Exercise aim — One figure is the whole answer: the number of lines below that contain the word "true".

Data about app and page elements
----------

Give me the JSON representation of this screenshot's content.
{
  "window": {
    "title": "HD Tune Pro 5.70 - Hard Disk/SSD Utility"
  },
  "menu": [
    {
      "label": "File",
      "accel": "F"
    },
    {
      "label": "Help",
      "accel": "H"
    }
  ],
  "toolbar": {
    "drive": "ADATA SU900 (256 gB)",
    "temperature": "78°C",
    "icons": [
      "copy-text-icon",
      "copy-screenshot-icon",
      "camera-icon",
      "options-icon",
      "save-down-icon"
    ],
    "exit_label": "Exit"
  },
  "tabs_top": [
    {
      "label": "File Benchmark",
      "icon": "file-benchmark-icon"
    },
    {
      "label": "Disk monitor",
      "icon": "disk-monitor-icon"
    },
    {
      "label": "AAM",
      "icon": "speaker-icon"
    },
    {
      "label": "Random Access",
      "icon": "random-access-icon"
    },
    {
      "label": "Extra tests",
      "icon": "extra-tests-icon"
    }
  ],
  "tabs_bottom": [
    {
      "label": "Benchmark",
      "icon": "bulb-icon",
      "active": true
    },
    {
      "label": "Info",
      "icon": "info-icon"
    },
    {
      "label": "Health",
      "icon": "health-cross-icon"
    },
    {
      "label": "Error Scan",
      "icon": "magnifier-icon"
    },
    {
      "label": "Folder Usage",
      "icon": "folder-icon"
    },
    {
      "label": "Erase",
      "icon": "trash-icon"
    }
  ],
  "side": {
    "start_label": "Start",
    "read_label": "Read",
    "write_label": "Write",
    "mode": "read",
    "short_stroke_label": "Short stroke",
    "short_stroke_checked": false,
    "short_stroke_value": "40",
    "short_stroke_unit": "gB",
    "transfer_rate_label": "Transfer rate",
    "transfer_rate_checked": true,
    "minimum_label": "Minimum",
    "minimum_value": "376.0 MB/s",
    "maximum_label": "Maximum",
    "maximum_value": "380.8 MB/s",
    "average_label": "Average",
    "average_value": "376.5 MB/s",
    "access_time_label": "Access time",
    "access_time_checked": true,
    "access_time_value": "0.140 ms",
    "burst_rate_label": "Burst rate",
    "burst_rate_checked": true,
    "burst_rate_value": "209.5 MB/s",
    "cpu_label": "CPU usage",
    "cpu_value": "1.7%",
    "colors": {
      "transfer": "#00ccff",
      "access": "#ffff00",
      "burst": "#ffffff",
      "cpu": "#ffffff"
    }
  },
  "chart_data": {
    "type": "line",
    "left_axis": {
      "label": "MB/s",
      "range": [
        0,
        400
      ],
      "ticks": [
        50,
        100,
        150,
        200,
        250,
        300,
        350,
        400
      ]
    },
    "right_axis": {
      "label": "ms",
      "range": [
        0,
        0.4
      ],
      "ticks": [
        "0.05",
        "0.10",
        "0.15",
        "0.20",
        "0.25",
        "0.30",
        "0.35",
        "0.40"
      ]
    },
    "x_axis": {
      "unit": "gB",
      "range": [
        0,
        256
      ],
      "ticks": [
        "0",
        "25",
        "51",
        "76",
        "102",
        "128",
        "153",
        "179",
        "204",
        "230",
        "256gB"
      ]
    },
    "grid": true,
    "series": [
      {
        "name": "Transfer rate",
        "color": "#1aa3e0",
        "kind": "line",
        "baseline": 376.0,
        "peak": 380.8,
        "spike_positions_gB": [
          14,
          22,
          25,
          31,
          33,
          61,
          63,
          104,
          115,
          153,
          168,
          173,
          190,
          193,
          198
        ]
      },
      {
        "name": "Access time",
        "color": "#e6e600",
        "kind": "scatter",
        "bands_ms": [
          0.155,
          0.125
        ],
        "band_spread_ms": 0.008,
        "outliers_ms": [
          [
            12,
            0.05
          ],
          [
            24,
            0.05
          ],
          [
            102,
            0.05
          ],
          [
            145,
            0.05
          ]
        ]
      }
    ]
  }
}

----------

Finished exercise — 5